• Records for the task:
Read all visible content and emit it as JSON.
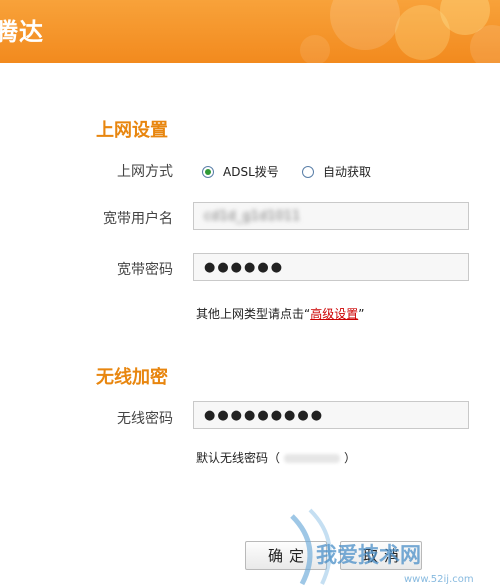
{
  "header": {
    "brand": "腾达"
  },
  "internet": {
    "title": "上网设置",
    "mode_label": "上网方式",
    "options": [
      "ADSL拨号",
      "自动获取"
    ],
    "selected": "ADSL拨号",
    "username_label": "宽带用户名",
    "username_value": "cd1d_g1d1011",
    "password_label": "宽带密码",
    "password_mask": "●●●●●●",
    "hint_prefix": "其他上网类型请点击“",
    "hint_link": "高级设置",
    "hint_suffix": "”"
  },
  "wireless": {
    "title": "无线加密",
    "password_label": "无线密码",
    "password_mask": "●●●●●●●●●",
    "default_prefix": "默认无线密码（",
    "default_suffix": "）"
  },
  "buttons": {
    "confirm": "确定",
    "cancel": "取消"
  },
  "watermark": {
    "text": "我爱技术网",
    "url": "www.52ij.com"
  },
  "colors": {
    "header": "#f28a1e",
    "section_title": "#e8860f",
    "link": "#cc0000",
    "radio_dot": "#2f9a35"
  }
}
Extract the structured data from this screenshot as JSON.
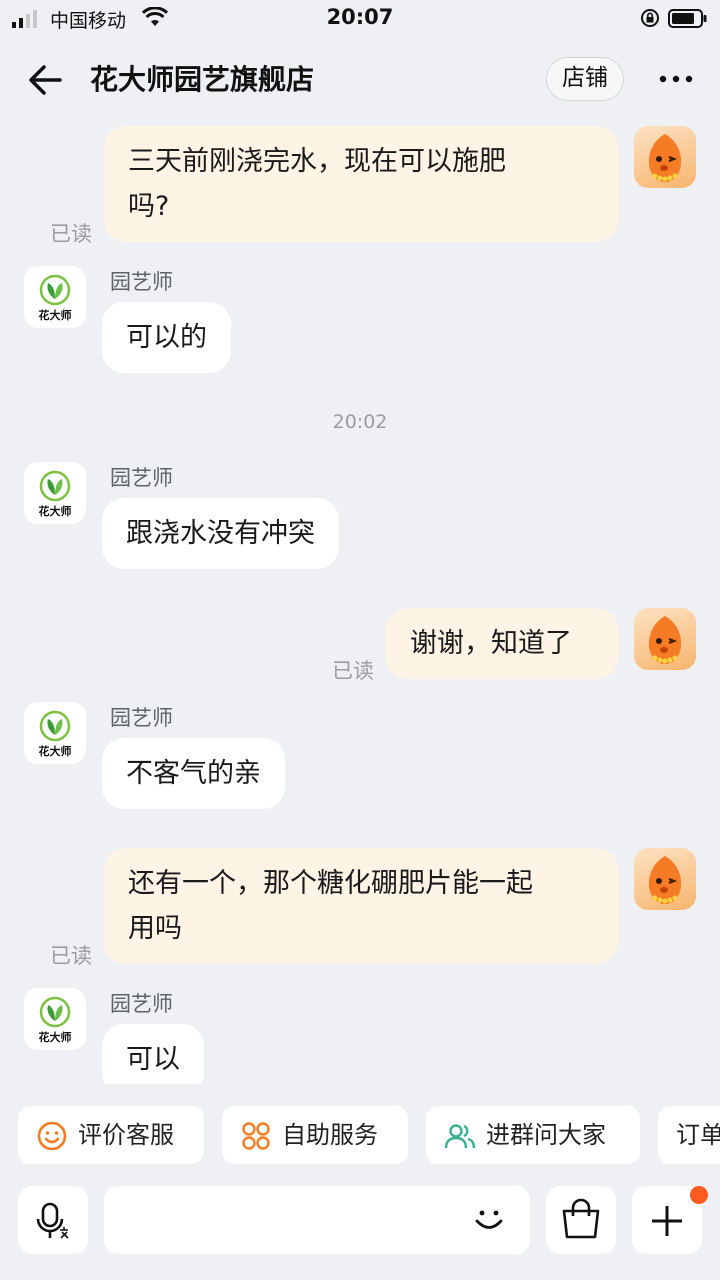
{
  "status_bar": {
    "carrier": "中国移动",
    "time": "20:07"
  },
  "header": {
    "title": "花大师园艺旗舰店",
    "shop_button": "店铺"
  },
  "shop_avatar_text": "花大师",
  "messages": [
    {
      "side": "right",
      "text_lines": [
        "三天前刚浇完水，现在可以施肥",
        "吗?"
      ],
      "status": "已读"
    },
    {
      "side": "left",
      "sender": "园艺师",
      "text": "可以的"
    },
    {
      "side": "left",
      "sender": "园艺师",
      "text": "跟浇水没有冲突"
    },
    {
      "side": "right",
      "text": "谢谢，知道了",
      "status": "已读"
    },
    {
      "side": "left",
      "sender": "园艺师",
      "text": "不客气的亲"
    },
    {
      "side": "right",
      "text_lines": [
        "还有一个，那个糖化硼肥片能一起",
        "用吗"
      ],
      "status": "已读"
    },
    {
      "side": "left",
      "sender": "园艺师",
      "text": "可以"
    }
  ],
  "timestamp": "20:02",
  "quick_actions": [
    {
      "label": "评价客服",
      "icon": "smile-face-icon"
    },
    {
      "label": "自助服务",
      "icon": "grid-apps-icon"
    },
    {
      "label": "进群问大家",
      "icon": "group-users-icon"
    },
    {
      "label": "订单",
      "icon": "order-icon"
    }
  ],
  "input": {
    "placeholder": "",
    "value": ""
  },
  "colors": {
    "background": "#EEF0F3",
    "user_bubble": "#FEF4E5",
    "shop_bubble": "#FFFFFF",
    "accent_orange": "#F57C24",
    "accent_green": "#3BB08F",
    "notification_dot": "#FF5A1F"
  }
}
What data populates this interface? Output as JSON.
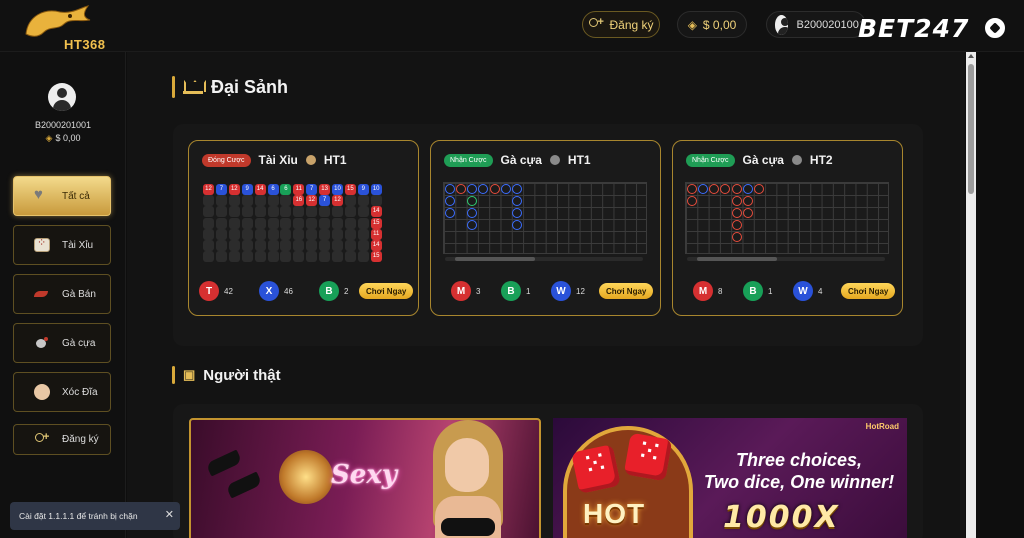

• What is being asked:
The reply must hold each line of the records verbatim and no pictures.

• Task output:
Read all visible content and emit it as JSON.
{
  "header": {
    "brand": "腾达"
  },
  "internet": {
    "title": "上网设置",
    "mode_label": "上网方式",
    "options": [
      "ADSL拨号",
      "自动获取"
    ],
    "selected": "ADSL拨号",
    "username_label": "宽带用户名",
    "username_value": "cd1d_g1d1011",
    "password_label": "宽带密码",
    "password_mask": "●●●●●●",
    "hint_prefix": "其他上网类型请点击“",
    "hint_link": "高级设置",
    "hint_suffix": "”"
  },
  "wireless": {
    "title": "无线加密",
    "password_label": "无线密码",
    "password_mask": "●●●●●●●●●",
    "default_prefix": "默认无线密码（",
    "default_suffix": "）"
  },
  "buttons": {
    "confirm": "确定",
    "cancel": "取消"
  },
  "watermark": {
    "text": "我爱技术网",
    "url": "www.52ij.com"
  },
  "colors": {
    "header": "#f28a1e",
    "section_title": "#e8860f",
    "link": "#cc0000",
    "radio_dot": "#2f9a35"
  }
}
Extract the structured data from this screenshot as JSON.
{
  "status_bar": {
    "carrier": "中国移动",
    "time": "20:07"
  },
  "header": {
    "title": "花大师园艺旗舰店",
    "shop_button": "店铺"
  },
  "shop_avatar_text": "花大师",
  "messages": [
    {
      "side": "right",
      "text_lines": [
        "三天前刚浇完水，现在可以施肥",
        "吗?"
      ],
      "status": "已读"
    },
    {
      "side": "left",
      "sender": "园艺师",
      "text": "可以的"
    },
    {
      "side": "left",
      "sender": "园艺师",
      "text": "跟浇水没有冲突"
    },
    {
      "side": "right",
      "text": "谢谢，知道了",
      "status": "已读"
    },
    {
      "side": "left",
      "sender": "园艺师",
      "text": "不客气的亲"
    },
    {
      "side": "right",
      "text_lines": [
        "还有一个，那个糖化硼肥片能一起",
        "用吗"
      ],
      "status": "已读"
    },
    {
      "side": "left",
      "sender": "园艺师",
      "text": "可以"
    }
  ],
  "timestamp": "20:02",
  "quick_actions": [
    {
      "label": "评价客服",
      "icon": "smile-face-icon"
    },
    {
      "label": "自助服务",
      "icon": "grid-apps-icon"
    },
    {
      "label": "进群问大家",
      "icon": "group-users-icon"
    },
    {
      "label": "订单",
      "icon": "order-icon"
    }
  ],
  "input": {
    "placeholder": "",
    "value": ""
  },
  "colors": {
    "background": "#EEF0F3",
    "user_bubble": "#FEF4E5",
    "shop_bubble": "#FFFFFF",
    "accent_orange": "#F57C24",
    "accent_green": "#3BB08F",
    "notification_dot": "#FF5A1F"
  }
}
What data populates this interface? Output as JSON.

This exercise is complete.